This is a scenario I saw today when I configured a pair of virtual machines with Dynamic Memory and used up all available RAM. The Hyper-V parent partition locked up and became non responsive. The VM’s were fine; they continued working away.
The fault as I found, was mine, and mine alone. Virtual Machines with Dynamic Memory enabled could consume all memory on the host, leaving nothing for the parent partition. That’s why we have a new registry key:
- HKEY_LOCAL_MACHINESOFTWAREMicrosoftWindows NTCurrentVersion Virtualization
- RED_DWORD value
- Name = MemoryReserve
- Setting = amount of MB to reserve for the parent partition, e.g. 2GB RAM (search my blog for details on memory for the parent partition).
You must reboot the host after setting this registry value. I forgot to do this and the setting did not become effective.
My host has 8GB RAM. Both VM’s were configured with 512-4096MB RAM. The parent was using around 1.5GB. You can do the maths: 4096 + 4096 + 1536 > 8192. Every byte of RAM appeared to be consumed when I pushed the VMs to their achievable maximum. The parent partition was locked up because it had no RAM to do anything. The only recourse was to do a hard reset.
BTW, the tool I used to force the VMs to consume memory was consume.exe from the Windows SDK. It’s a free download.

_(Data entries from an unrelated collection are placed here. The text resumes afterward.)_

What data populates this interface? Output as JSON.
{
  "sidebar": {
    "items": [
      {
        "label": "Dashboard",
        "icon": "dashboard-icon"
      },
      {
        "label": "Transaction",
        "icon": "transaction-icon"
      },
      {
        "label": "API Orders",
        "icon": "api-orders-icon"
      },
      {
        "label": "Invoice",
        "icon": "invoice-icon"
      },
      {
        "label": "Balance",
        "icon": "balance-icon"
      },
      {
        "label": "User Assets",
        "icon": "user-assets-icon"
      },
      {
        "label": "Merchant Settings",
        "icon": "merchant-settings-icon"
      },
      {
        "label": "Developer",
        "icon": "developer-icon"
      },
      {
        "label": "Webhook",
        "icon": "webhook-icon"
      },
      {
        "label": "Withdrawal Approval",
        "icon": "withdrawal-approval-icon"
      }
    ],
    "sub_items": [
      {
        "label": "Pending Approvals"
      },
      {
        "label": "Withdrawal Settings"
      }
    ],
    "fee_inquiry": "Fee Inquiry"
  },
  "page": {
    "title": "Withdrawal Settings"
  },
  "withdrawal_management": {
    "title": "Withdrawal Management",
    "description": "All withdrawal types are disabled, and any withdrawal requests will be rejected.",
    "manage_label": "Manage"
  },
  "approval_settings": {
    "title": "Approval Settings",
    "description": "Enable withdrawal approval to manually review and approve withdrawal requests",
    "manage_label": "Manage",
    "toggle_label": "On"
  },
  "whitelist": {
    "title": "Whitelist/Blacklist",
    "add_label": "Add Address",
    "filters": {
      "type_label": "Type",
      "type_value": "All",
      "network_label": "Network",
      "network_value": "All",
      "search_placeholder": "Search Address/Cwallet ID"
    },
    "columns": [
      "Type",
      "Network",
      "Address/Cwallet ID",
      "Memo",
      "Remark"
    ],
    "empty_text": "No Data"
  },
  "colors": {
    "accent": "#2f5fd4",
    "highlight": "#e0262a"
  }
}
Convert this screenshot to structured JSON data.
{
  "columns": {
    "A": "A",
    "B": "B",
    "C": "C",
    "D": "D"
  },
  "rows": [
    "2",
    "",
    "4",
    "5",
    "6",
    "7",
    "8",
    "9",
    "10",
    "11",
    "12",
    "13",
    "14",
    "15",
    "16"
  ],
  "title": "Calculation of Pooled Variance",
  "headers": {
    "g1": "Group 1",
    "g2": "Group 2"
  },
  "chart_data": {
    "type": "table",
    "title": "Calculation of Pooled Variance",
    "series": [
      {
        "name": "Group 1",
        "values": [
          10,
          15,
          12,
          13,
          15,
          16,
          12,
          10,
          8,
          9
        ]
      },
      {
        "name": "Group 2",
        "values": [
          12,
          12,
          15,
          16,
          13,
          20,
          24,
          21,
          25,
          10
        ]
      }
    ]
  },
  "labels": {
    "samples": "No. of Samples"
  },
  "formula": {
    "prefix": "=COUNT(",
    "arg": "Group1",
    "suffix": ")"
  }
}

Just to repeat: the problem was caused by my mistake. I should have rebooted after setting the registry value. And thanks to Serdar who has patiently answered a whole bunch of questions.